In this post we will finish our affair with subexponential distributions. We will consider yet another example where they can be applied, an important statement called Johnson–Lindenstrauss lemma. Essentially, it states that points in a high-dimensional Euclidean space may be projected in a subspace with dimension only such that all pairwise distances are well-preserved.

Theorem (Johnson–Lindenstrauss)Let and For any

there exists a linear map such that for any

**Remark 1. **Note that depends on but not on It is no wonder since the affine dimension of points is obviously at most

**Remark 2. **One may actually require that is a projection, but then the proof becomes a bit more technical.

**Remark 3. **In the disrete case, the analogous statement holds for the Hamming distance.

**Proof. **Consider the following random map, which is ‘almost’ a projection due to the normalization

for the random matrix with i.i.d. entries. Note that which is -subexponential. As a result, we get that for any fixed

Applying the union bound for points of the form we obtain

and picking as in the premise of the theorem forces the probability be less than which guarantees the existence of the required map. Moreover, choosing

guarantees that a random map will preserve distances up to precision with probability at least ♦

**Remark. **As an immediate consequence, we get that the random Gaussian matrix will satisfy RIP with high probability. A matrix satisfies Restricted Isometry Property (RIP) with constant if the double inequality of the Theorem holds for any -sparse vector Note that since this inequality is homogeneous in we can just prove that it holds only for sparse unit vectors; there are such vectors. Taking the logarithm, we get that the random Gaussian matrix will be -RIP w.h.p. if

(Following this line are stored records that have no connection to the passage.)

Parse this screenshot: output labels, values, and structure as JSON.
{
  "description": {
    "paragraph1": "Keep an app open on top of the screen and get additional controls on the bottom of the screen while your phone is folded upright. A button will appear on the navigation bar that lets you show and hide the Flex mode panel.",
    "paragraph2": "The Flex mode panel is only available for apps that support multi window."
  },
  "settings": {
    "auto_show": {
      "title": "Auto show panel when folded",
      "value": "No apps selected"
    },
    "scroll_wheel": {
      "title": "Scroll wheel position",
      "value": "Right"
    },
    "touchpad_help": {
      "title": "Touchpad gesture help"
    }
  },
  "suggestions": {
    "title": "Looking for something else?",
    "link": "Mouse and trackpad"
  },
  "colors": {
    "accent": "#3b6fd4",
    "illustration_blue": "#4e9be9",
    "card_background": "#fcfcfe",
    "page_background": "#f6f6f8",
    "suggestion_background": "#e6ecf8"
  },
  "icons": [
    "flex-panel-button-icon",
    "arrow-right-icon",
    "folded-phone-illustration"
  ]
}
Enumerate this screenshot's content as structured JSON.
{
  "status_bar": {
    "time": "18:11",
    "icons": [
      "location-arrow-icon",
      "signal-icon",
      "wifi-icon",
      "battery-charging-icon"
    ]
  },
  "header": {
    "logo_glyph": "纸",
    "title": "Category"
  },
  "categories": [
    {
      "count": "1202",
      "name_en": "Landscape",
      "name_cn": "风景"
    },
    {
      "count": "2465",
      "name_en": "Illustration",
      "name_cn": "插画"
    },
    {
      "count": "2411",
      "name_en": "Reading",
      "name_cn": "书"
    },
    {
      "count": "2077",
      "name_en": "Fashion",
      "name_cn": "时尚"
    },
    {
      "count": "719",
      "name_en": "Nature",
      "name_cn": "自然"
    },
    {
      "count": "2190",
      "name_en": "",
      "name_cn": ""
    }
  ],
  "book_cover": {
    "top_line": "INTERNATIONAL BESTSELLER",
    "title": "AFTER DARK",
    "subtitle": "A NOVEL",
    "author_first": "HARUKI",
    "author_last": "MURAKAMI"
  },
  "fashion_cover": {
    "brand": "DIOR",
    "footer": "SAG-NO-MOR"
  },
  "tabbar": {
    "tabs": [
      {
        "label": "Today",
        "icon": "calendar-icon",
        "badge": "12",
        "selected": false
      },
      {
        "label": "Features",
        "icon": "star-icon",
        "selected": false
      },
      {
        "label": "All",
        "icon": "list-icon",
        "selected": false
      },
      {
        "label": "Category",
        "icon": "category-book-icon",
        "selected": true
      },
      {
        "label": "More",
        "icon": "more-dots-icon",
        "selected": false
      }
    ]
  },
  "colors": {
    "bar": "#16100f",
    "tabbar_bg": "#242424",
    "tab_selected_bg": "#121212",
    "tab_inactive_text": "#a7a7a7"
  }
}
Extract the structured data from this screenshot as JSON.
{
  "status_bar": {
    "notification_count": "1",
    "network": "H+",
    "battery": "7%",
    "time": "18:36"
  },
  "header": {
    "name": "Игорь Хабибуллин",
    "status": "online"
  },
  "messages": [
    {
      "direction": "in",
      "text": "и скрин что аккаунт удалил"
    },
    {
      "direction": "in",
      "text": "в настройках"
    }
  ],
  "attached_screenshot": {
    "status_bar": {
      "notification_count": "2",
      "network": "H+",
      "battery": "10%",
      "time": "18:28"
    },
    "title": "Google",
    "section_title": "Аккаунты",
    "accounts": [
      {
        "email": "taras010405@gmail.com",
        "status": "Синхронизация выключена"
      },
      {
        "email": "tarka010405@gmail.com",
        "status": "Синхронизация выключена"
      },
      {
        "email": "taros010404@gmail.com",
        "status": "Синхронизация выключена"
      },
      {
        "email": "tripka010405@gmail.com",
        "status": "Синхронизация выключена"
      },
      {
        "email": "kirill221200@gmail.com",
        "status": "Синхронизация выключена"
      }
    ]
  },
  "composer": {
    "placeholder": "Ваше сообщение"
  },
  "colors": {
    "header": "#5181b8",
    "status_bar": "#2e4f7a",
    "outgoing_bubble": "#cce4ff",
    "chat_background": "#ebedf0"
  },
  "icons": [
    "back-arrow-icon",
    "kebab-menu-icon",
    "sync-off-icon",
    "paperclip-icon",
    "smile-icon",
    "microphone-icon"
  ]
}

The Compressed Sensing theory then shows that a -sparse signal in a high-dimensional ambient space may be recovered via noisy linear measurements